"This is partly due to the molecules of interest being located in the core of the spore and much of the signal being lost to scattering at the interface," commented Dogariu. "CARS enhances the signal by several orders of magnitude."
Dogariu adds that the choice of excitation wavelength is also important. "Near-infrared beams allow higher energy without destroying the molecules and without generating background light such as multiphoton induced luminescence," he explained.
The team used an amplified Ti:Sapphire laser emitting 100fs pulses at 800nm, a total power of 700 mW and a repetition rate of 1 kHz. "500 mW is used to pump an optical parametric amplifier to produce a pump beam at 1.4 microns and a Stokes beam at 1.8 microns. Both are 10 µJ/pulse," explained Dogariu. "200 mW is used for the probe beam, which is spectrally narrowed by a pulse shaper to less than 1 nm. The probe pulse is about 1 µJ/pulse." According to Dogariu this method can detect spores on materials such as glass, mica, copper and even no substrate at all.
Another factor which can make detecting spores difficult is a high background signal from effects such as non-resonant four-wave mixing. This means that the background signals are often stronger than the signal the scientists are looking for. To reduce this, the team employed a time delay between the pump and Stokes pulses.

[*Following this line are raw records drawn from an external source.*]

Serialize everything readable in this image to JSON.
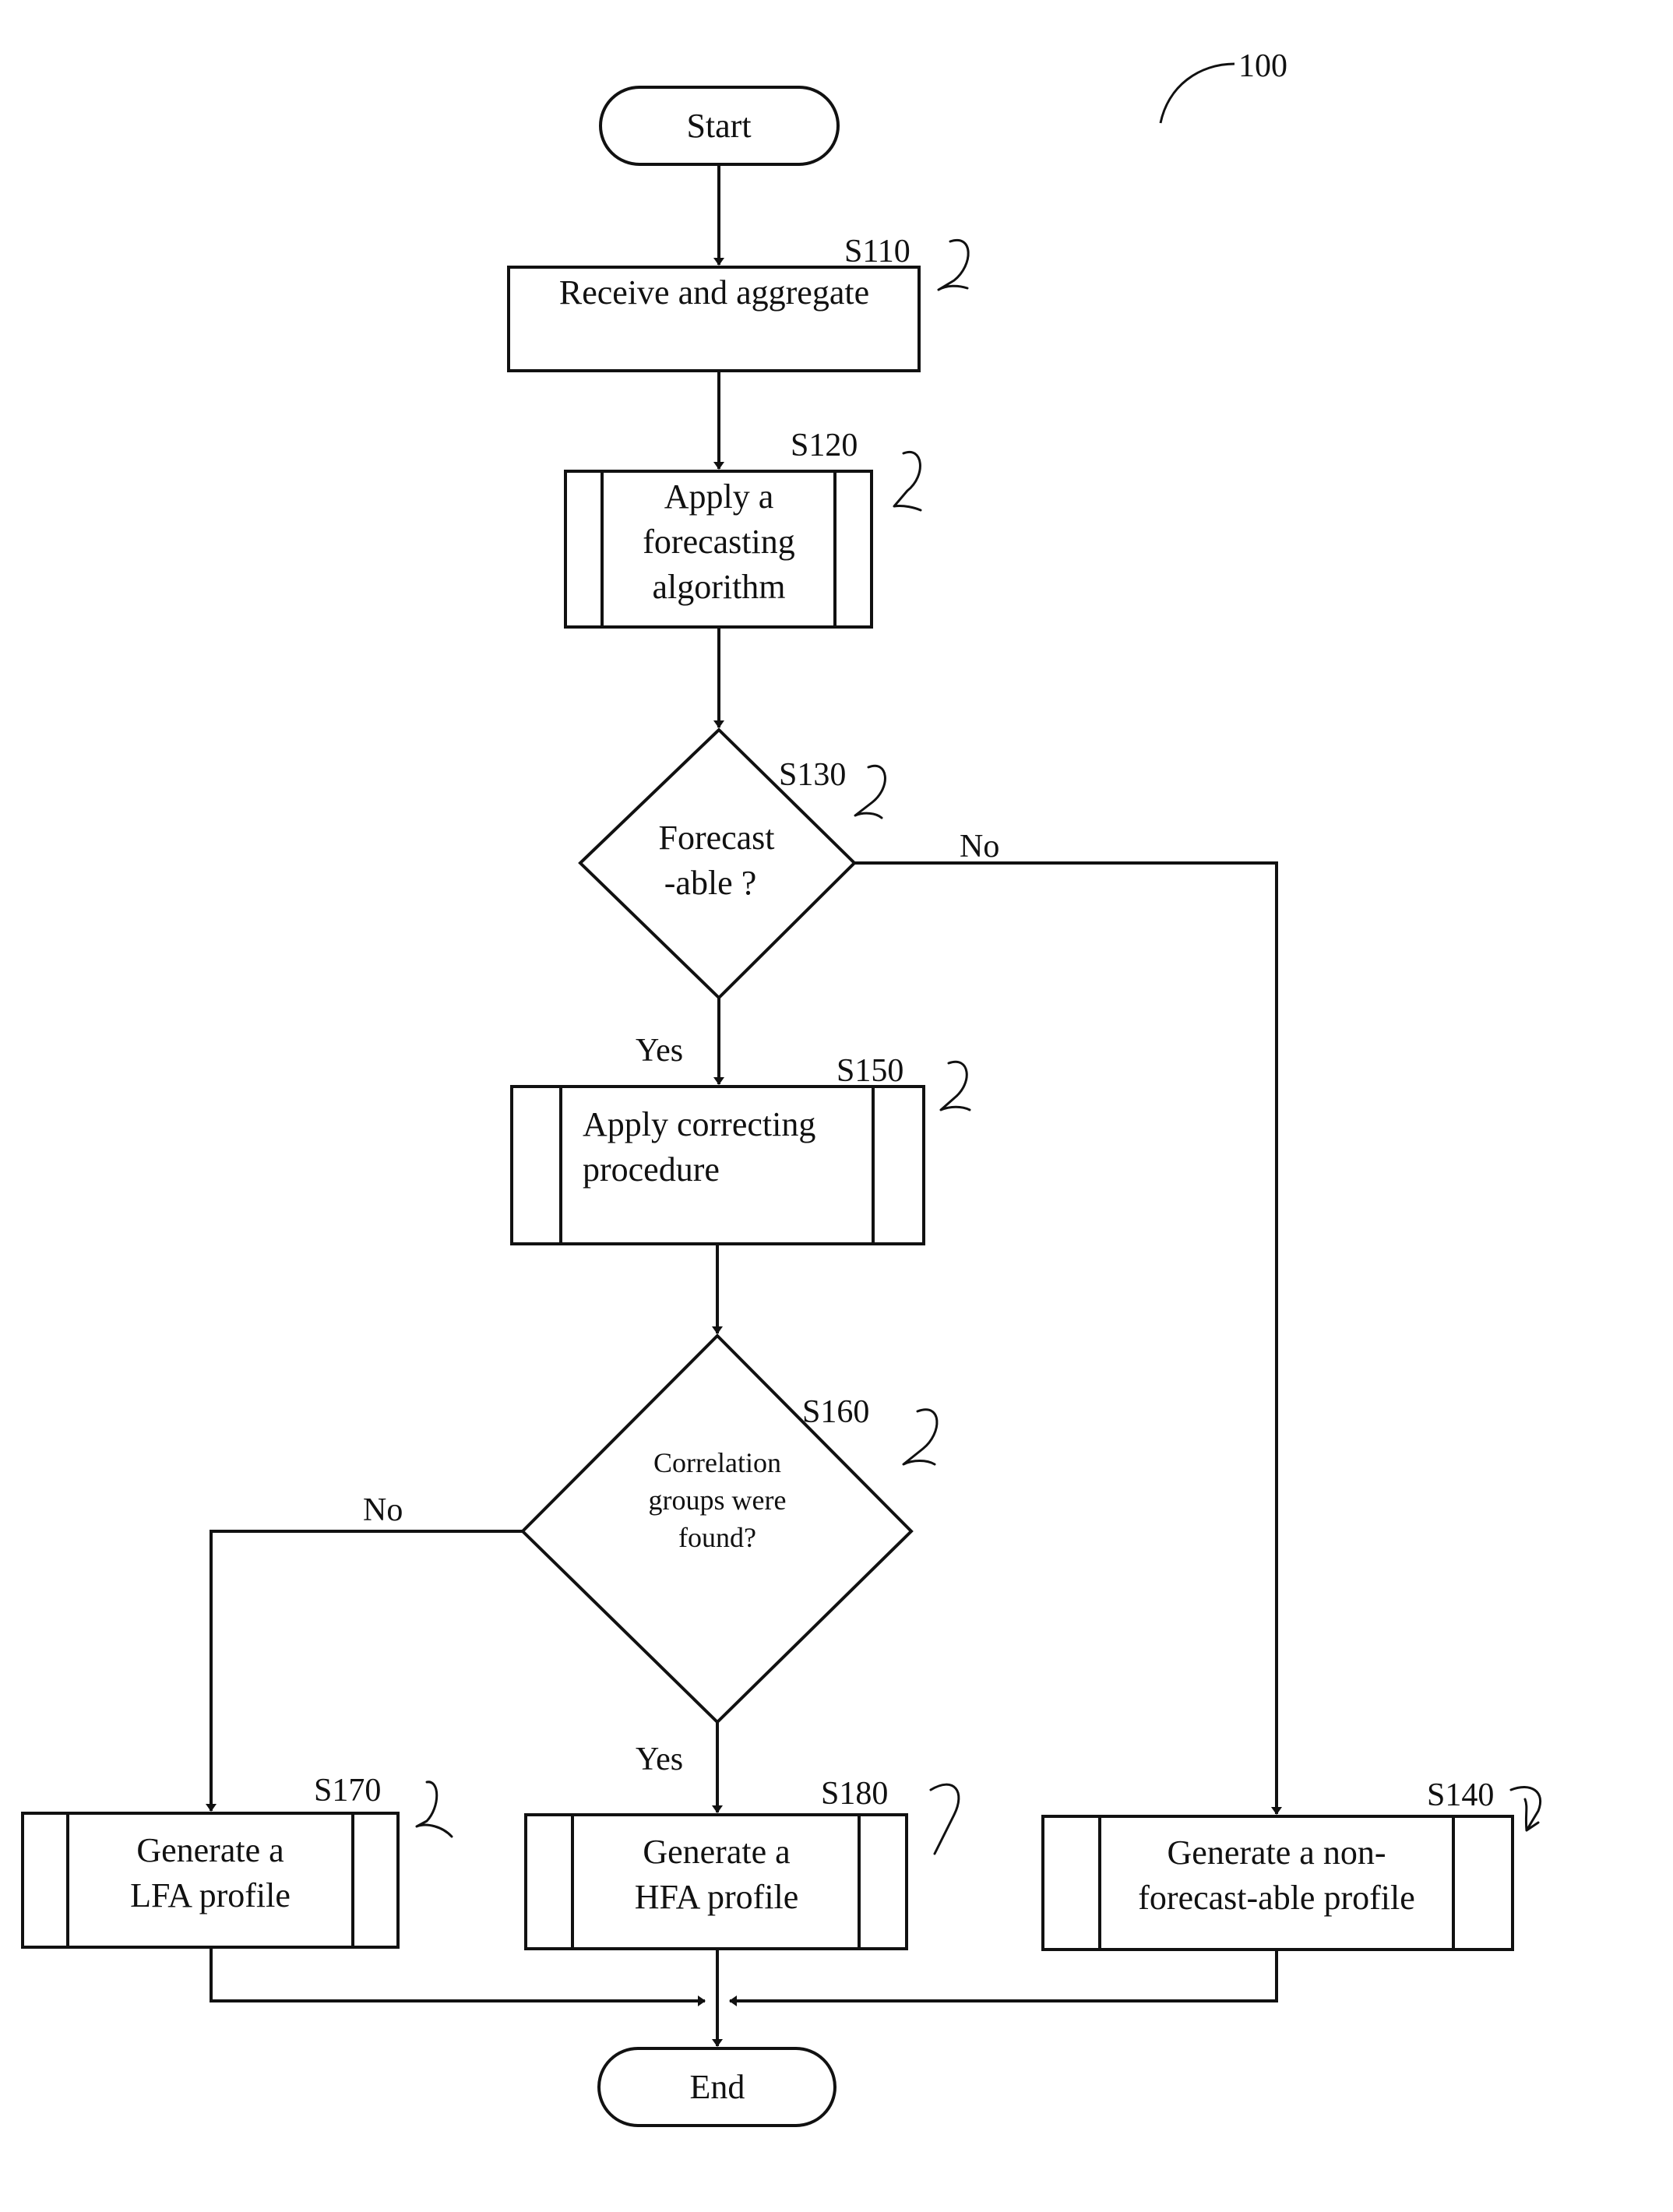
{
  "figure_ref": "100",
  "nodes": {
    "start": {
      "label": "Start"
    },
    "s110": {
      "ref": "S110",
      "lines": [
        "Receive and aggregate"
      ]
    },
    "s120": {
      "ref": "S120",
      "lines": [
        "Apply a",
        "forecasting",
        "algorithm"
      ]
    },
    "s130": {
      "ref": "S130",
      "lines": [
        "Forecast",
        "-able ?"
      ]
    },
    "s150": {
      "ref": "S150",
      "lines": [
        "Apply correcting",
        "procedure"
      ]
    },
    "s160": {
      "ref": "S160",
      "lines": [
        "Correlation",
        "groups were",
        "found?"
      ]
    },
    "s170": {
      "ref": "S170",
      "lines": [
        "Generate a",
        "LFA profile"
      ]
    },
    "s180": {
      "ref": "S180",
      "lines": [
        "Generate a",
        "HFA profile"
      ]
    },
    "s140": {
      "ref": "S140",
      "lines": [
        "Generate a non-",
        "forecast-able profile"
      ]
    },
    "end": {
      "label": "End"
    }
  },
  "edge_labels": {
    "s130_no": "No",
    "s130_yes": "Yes",
    "s160_no": "No",
    "s160_yes": "Yes"
  }
}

"The length of the delay depends on the lifetime of the vibrational levels, which needs to be less than the decoherence time," explained Dogariu. "For spores this seems to be 0.5-1 ps, which means that the delay is at most 1 ps."
The team now plans to further enhance the signal by using different pumping schemes to open up the possibility of detecting at range. "We are also looking into molecular detection in general, not only spores," concluded Dogariu. "We have so far obtained good results with various applications ranging from national security to biology and medicine."
The team presented these latest real-time results at the postdeadline session at CLEO in May. The work is the result of a two-year collaboration between two groups run by Prof. Marlan Scully at Texas A&M and Princeton University.